One solution is having a digital twin of the city with all relevant data about roads, infrastructure, energy flow etc. linked to each other. It won’t be one big database but a federation of them using different specialized data formats for describing expert information. Therefore, the linkage of the data using standardized interfaces is absolute crucial to not getting lost in data. But re-inventing the wheel by creating your own proprietary data format does not contribute to the overall mobility challenges society has to face. Contribute to improve open standards that others can use is way more useful for mankind.
The format war is just the tip of the iceberg… it’s more like the Wild West and we are right in the middle of gold rush era. Everybody is doing their own stuff, believing that they will find a (or the) gold mine. New proprietary formats are developed without being compatible. Everybody has to map the same world, thus synergies are required (did somebody mentioned updating of map data?). Cleaning, processing and fusing of the data also has to be done by the parties themselves. If mapping companies come into play, they have to understand each new format and implement it accurately to deliver reliable data. The OEMs learned from their history and more or less are collaborating in standardizing formats and tools. The new IT players start from scratch, because they start from the IT side of the problem (solving the problem of automated driving with algorithms and data) and not taking the OEM side into account (being able to prove safety from start to finish) in the first place.

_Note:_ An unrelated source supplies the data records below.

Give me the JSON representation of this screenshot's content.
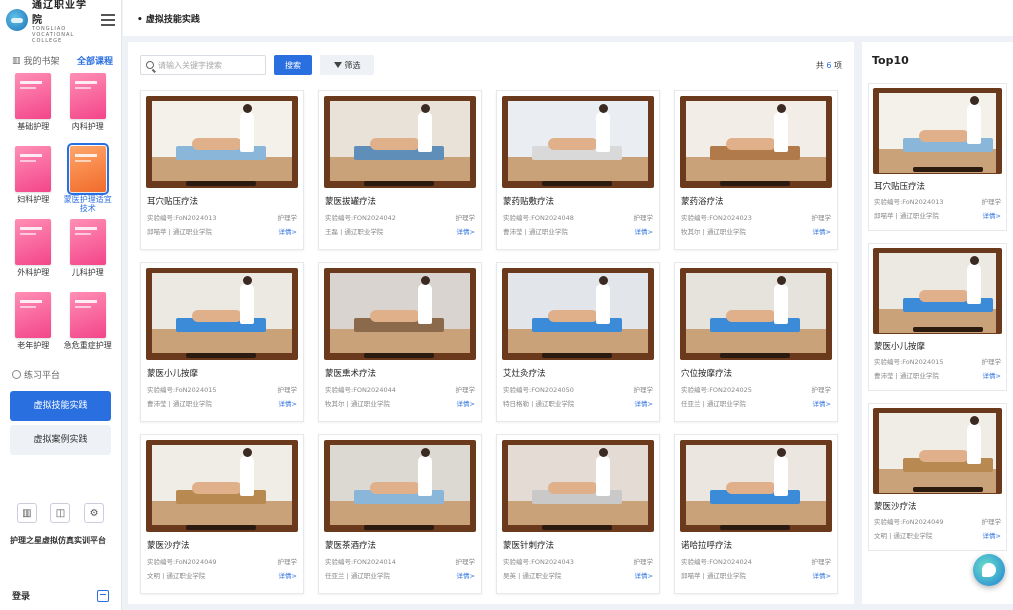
{
  "sidebar": {
    "logo": {
      "cn": "通辽职业学院",
      "en": "TONGLIAO VOCATIONAL COLLEGE"
    },
    "shelf_title": "我的书架",
    "shelf_all": "全部课程",
    "books": [
      {
        "label": "基础护理"
      },
      {
        "label": "内科护理"
      },
      {
        "label": "妇科护理"
      },
      {
        "label": "蒙医护理适宜技术"
      },
      {
        "label": "外科护理"
      },
      {
        "label": "儿科护理"
      },
      {
        "label": "老年护理"
      },
      {
        "label": "急危重症护理"
      }
    ],
    "practice_title": "练习平台",
    "nav": [
      {
        "label": "虚拟技能实践"
      },
      {
        "label": "虚拟案例实践"
      }
    ],
    "platform_name": "护理之星虚拟仿真实训平台",
    "login": "登录"
  },
  "topbar": {
    "breadcrumb": "• 虚拟技能实践"
  },
  "toolbar": {
    "search_placeholder": "请输入关键字搜索",
    "search_btn": "搜索",
    "filter_btn": "筛选",
    "count_prefix": "共",
    "count": "6",
    "count_suffix": "项"
  },
  "cards": [
    {
      "title": "耳穴贴压疗法",
      "code": "实验编号:FoN2024013",
      "category": "护理学",
      "author": "邱喵苹 | 通辽职业学院",
      "detail": "详情>"
    },
    {
      "title": "蒙医拔罐疗法",
      "code": "实验编号:FON2024042",
      "category": "护理学",
      "author": "王磊 | 通辽职业学院",
      "detail": "详情>"
    },
    {
      "title": "蒙药贴敷疗法",
      "code": "实验编号:FON2024048",
      "category": "护理学",
      "author": "曹沛莹 | 通辽职业学院",
      "detail": "详情>"
    },
    {
      "title": "蒙药浴疗法",
      "code": "实验编号:FON2024023",
      "category": "护理学",
      "author": "牧其尔 | 通辽职业学院",
      "detail": "详情>"
    },
    {
      "title": "蒙医小儿按摩",
      "code": "实验编号:FoN2024015",
      "category": "护理学",
      "author": "曹沛莹 | 通辽职业学院",
      "detail": "详情>"
    },
    {
      "title": "蒙医熏术疗法",
      "code": "实验编号:FON2024044",
      "category": "护理学",
      "author": "牧其尔 | 通辽职业学院",
      "detail": "详情>"
    },
    {
      "title": "艾灶灸疗法",
      "code": "实验编号:FON2024050",
      "category": "护理学",
      "author": "特日格勒 | 通辽职业学院",
      "detail": "详情>"
    },
    {
      "title": "穴位按摩疗法",
      "code": "实验编号:FON2024025",
      "category": "护理学",
      "author": "任亚兰 | 通辽职业学院",
      "detail": "详情>"
    },
    {
      "title": "蒙医沙疗法",
      "code": "实验编号:FoN2024049",
      "category": "护理学",
      "author": "文明 | 通辽职业学院",
      "detail": "详情>"
    },
    {
      "title": "蒙医茶酒疗法",
      "code": "实验编号:FON2024014",
      "category": "护理学",
      "author": "任亚兰 | 通辽职业学院",
      "detail": "详情>"
    },
    {
      "title": "蒙医针刺疗法",
      "code": "实验编号:FON2024043",
      "category": "护理学",
      "author": "吴英 | 通辽职业学院",
      "detail": "详情>"
    },
    {
      "title": "诺哈拉呼疗法",
      "code": "实验编号:FON2024024",
      "category": "护理学",
      "author": "邱喵苹 | 通辽职业学院",
      "detail": "详情>"
    }
  ],
  "top10": {
    "title": "Top10",
    "items": [
      {
        "title": "耳穴贴压疗法",
        "code": "实验编号:FoN2024013",
        "category": "护理学",
        "author": "邱喵苹 | 通辽职业学院",
        "detail": "详情>"
      },
      {
        "title": "蒙医小儿按摩",
        "code": "实验编号:FoN2024015",
        "category": "护理学",
        "author": "曹沛莹 | 通辽职业学院",
        "detail": "详情>"
      },
      {
        "title": "蒙医沙疗法",
        "code": "实验编号:FoN2024049",
        "category": "护理学",
        "author": "文明 | 通辽职业学院",
        "detail": "详情>"
      }
    ]
  },
  "colors": {
    "accent": "#2a6fe0",
    "thumb_frame": "#6b3a1c",
    "book_pink": "#f3458a",
    "book_orange": "#f06b2a"
  },
  "icons": [
    "menu-icon",
    "book-icon",
    "gear-icon",
    "search-icon",
    "filter-icon",
    "logout-icon",
    "assistant-icon"
  ]
}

Meanwhile, public authorities have to start acting as stewards in digitalizing mobility, the corresponding services and especially the playground. They should start to build digital twins of their cities and to persuade interested stakeholders to contribute to this data management. There should be benefits for everybody to get fresh maps and up to date traffic data because everybody is contributing their data. Public authorities should not be the proxy of the IT giants because cities have to take care about their inhabits and the public infrastructures. IT or OEM companies take only care about their shareholders…